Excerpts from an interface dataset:
**********

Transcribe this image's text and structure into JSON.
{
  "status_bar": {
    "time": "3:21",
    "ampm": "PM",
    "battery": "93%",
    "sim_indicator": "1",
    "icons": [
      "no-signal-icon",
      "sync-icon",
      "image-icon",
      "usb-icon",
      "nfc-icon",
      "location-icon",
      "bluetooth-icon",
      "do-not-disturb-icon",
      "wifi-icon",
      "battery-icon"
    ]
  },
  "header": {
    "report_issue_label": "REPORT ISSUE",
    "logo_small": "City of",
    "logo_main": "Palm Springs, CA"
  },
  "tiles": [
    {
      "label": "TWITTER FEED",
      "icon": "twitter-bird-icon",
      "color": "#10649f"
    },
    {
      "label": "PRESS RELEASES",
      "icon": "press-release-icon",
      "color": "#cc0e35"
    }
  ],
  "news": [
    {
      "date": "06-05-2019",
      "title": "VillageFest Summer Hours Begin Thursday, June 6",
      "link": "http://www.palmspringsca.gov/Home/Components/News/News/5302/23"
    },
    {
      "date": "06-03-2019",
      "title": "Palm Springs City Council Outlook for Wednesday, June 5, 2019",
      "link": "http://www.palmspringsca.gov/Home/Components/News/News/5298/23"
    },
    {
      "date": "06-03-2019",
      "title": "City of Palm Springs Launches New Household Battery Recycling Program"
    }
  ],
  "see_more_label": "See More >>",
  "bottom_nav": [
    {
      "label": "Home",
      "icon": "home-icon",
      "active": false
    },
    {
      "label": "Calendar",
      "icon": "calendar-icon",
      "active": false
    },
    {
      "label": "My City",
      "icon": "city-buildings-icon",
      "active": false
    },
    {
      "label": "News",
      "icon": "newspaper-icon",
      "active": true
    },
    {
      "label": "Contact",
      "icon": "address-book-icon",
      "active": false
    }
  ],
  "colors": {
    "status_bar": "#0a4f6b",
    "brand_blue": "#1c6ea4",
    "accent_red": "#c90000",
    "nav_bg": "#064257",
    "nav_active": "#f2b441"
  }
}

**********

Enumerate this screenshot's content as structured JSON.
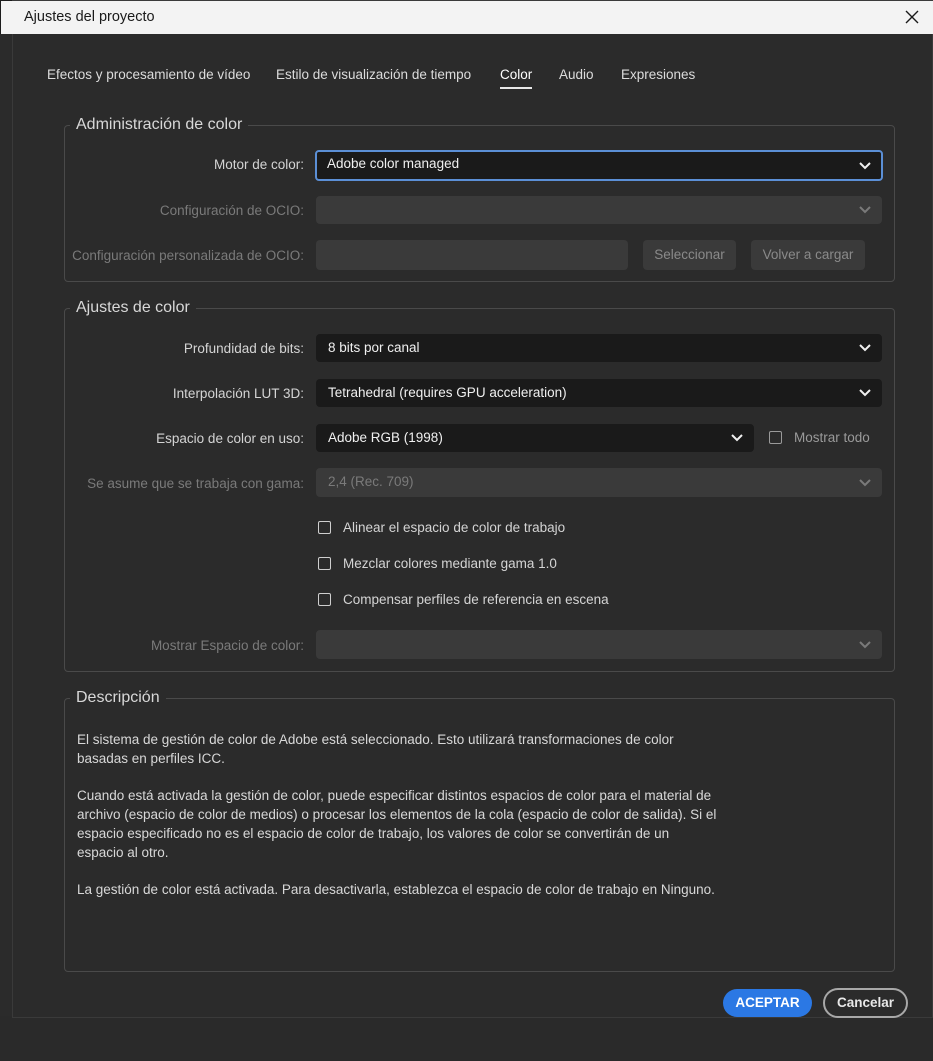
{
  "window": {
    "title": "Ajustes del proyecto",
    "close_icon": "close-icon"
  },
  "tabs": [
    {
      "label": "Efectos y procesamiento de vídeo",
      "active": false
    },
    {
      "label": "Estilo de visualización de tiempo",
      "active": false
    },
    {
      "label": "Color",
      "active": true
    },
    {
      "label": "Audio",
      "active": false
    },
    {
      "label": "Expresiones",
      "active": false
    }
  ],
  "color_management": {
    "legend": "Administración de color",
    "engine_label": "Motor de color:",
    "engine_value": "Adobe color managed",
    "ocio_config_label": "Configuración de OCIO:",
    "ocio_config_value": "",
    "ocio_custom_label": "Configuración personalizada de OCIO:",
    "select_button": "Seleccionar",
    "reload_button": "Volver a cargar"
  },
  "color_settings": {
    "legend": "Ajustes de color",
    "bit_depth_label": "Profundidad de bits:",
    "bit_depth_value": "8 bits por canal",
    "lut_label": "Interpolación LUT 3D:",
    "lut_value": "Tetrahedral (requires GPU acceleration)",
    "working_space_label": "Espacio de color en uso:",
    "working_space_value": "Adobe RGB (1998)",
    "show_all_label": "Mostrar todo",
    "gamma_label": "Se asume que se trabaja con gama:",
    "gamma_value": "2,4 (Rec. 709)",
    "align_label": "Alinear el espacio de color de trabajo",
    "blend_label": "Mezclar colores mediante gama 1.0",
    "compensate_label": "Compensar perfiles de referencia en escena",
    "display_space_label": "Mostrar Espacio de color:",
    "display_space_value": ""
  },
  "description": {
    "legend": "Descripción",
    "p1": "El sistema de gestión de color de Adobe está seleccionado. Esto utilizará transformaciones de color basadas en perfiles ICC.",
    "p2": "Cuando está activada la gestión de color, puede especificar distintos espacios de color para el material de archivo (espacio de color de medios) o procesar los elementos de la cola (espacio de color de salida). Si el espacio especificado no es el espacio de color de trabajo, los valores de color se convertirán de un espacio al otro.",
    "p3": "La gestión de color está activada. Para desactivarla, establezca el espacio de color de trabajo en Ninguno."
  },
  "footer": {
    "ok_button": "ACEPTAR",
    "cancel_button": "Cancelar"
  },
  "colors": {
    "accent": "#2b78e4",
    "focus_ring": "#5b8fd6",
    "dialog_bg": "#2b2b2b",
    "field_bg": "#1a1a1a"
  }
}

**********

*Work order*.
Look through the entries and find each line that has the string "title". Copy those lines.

*Exercise response*.
      "title": "VillageFest Summer Hours Begin Thursday, June 6",
      "title": "Palm Springs City Council Outlook for Wednesday, June 5, 2019",
      "title": "City of Palm Springs Launches New Household Battery Recycling Program"
    "title": "Ajustes del proyecto",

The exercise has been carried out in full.